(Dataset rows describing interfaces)
__________________________________________________

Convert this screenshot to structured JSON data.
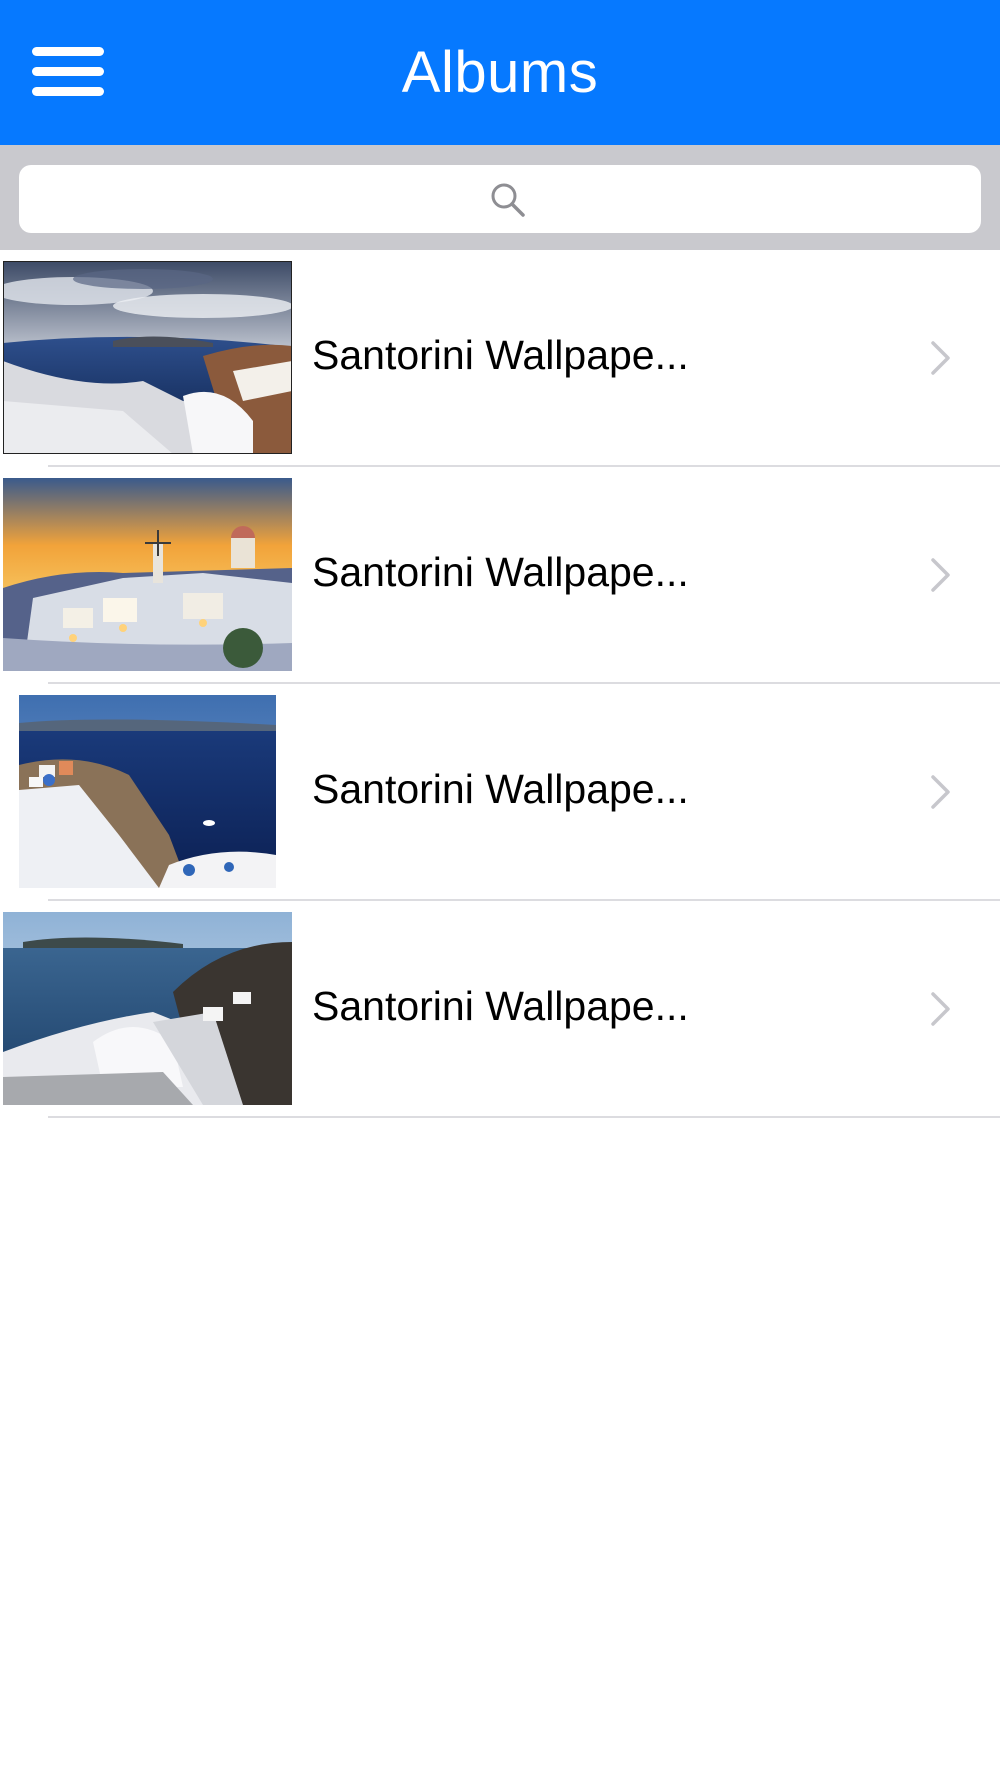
{
  "navbar": {
    "title": "Albums",
    "menu_icon": "hamburger-menu-icon",
    "background_color": "#0679FF"
  },
  "search": {
    "placeholder": "",
    "value": "",
    "icon": "search-icon",
    "background_color": "#C9C9CE"
  },
  "albums": [
    {
      "label": "Santorini Wallpape...",
      "thumb_scene": "panorama-clouds-sea",
      "chevron_icon": "chevron-right-icon"
    },
    {
      "label": "Santorini Wallpape...",
      "thumb_scene": "sunset-windmill-village",
      "chevron_icon": "chevron-right-icon"
    },
    {
      "label": "Santorini Wallpape...",
      "thumb_scene": "deep-blue-caldera",
      "chevron_icon": "chevron-right-icon"
    },
    {
      "label": "Santorini Wallpape...",
      "thumb_scene": "white-stairs-sea",
      "chevron_icon": "chevron-right-icon"
    }
  ]
}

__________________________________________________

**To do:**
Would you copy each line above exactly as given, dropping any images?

**Solution for this exercise:**
Convert this screenshot to structured JSON data.
{
  "navbar": {
    "title": "Albums",
    "menu_icon": "hamburger-menu-icon",
    "background_color": "#0679FF"
  },
  "search": {
    "placeholder": "",
    "value": "",
    "icon": "search-icon",
    "background_color": "#C9C9CE"
  },
  "albums": [
    {
      "label": "Santorini Wallpape...",
      "thumb_scene": "panorama-clouds-sea",
      "chevron_icon": "chevron-right-icon"
    },
    {
      "label": "Santorini Wallpape...",
      "thumb_scene": "sunset-windmill-village",
      "chevron_icon": "chevron-right-icon"
    },
    {
      "label": "Santorini Wallpape...",
      "thumb_scene": "deep-blue-caldera",
      "chevron_icon": "chevron-right-icon"
    },
    {
      "label": "Santorini Wallpape...",
      "thumb_scene": "white-stairs-sea",
      "chevron_icon": "chevron-right-icon"
    }
  ]
}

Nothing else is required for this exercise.